* _The task_: Every line below that holds the string "from" should be copied out.

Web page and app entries
◆ ◆ ◆ ◆ ◆ ◆ ◆

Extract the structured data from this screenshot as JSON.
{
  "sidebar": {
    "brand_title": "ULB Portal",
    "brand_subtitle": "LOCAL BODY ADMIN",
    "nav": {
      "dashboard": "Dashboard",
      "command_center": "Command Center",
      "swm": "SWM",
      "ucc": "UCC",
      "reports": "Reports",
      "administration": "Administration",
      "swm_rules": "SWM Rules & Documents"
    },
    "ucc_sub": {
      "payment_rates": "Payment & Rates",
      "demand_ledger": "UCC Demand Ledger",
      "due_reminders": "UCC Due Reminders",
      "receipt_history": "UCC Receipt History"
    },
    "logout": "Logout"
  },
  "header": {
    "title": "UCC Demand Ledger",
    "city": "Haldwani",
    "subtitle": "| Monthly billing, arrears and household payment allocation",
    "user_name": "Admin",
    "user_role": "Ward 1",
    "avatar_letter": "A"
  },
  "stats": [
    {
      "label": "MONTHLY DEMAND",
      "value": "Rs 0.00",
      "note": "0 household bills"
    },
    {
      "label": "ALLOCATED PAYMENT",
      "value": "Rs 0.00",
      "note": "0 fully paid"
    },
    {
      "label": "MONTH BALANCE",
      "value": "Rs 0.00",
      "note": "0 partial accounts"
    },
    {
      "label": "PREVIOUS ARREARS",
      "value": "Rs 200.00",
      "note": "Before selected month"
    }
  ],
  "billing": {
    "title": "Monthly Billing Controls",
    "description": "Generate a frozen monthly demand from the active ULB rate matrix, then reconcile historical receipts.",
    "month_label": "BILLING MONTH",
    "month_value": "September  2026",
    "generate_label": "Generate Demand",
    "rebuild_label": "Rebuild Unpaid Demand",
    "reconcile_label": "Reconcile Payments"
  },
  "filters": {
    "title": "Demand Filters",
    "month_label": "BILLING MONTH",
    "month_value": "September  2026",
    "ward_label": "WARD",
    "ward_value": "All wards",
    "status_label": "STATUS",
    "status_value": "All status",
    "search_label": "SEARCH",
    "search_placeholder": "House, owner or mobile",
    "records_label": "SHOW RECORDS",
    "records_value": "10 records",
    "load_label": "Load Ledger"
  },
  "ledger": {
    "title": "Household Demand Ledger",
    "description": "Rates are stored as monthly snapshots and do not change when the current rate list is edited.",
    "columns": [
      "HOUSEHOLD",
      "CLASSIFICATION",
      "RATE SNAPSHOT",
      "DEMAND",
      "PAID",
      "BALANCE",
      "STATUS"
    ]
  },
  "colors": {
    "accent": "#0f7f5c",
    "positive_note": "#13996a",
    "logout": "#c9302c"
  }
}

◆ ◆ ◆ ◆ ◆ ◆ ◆

* _Written solution_:
Extract the structured data from this screenshot as JSON.
    "description": "Generate a frozen monthly demand from the active ULB rate matrix, then reconcile historical receipts.",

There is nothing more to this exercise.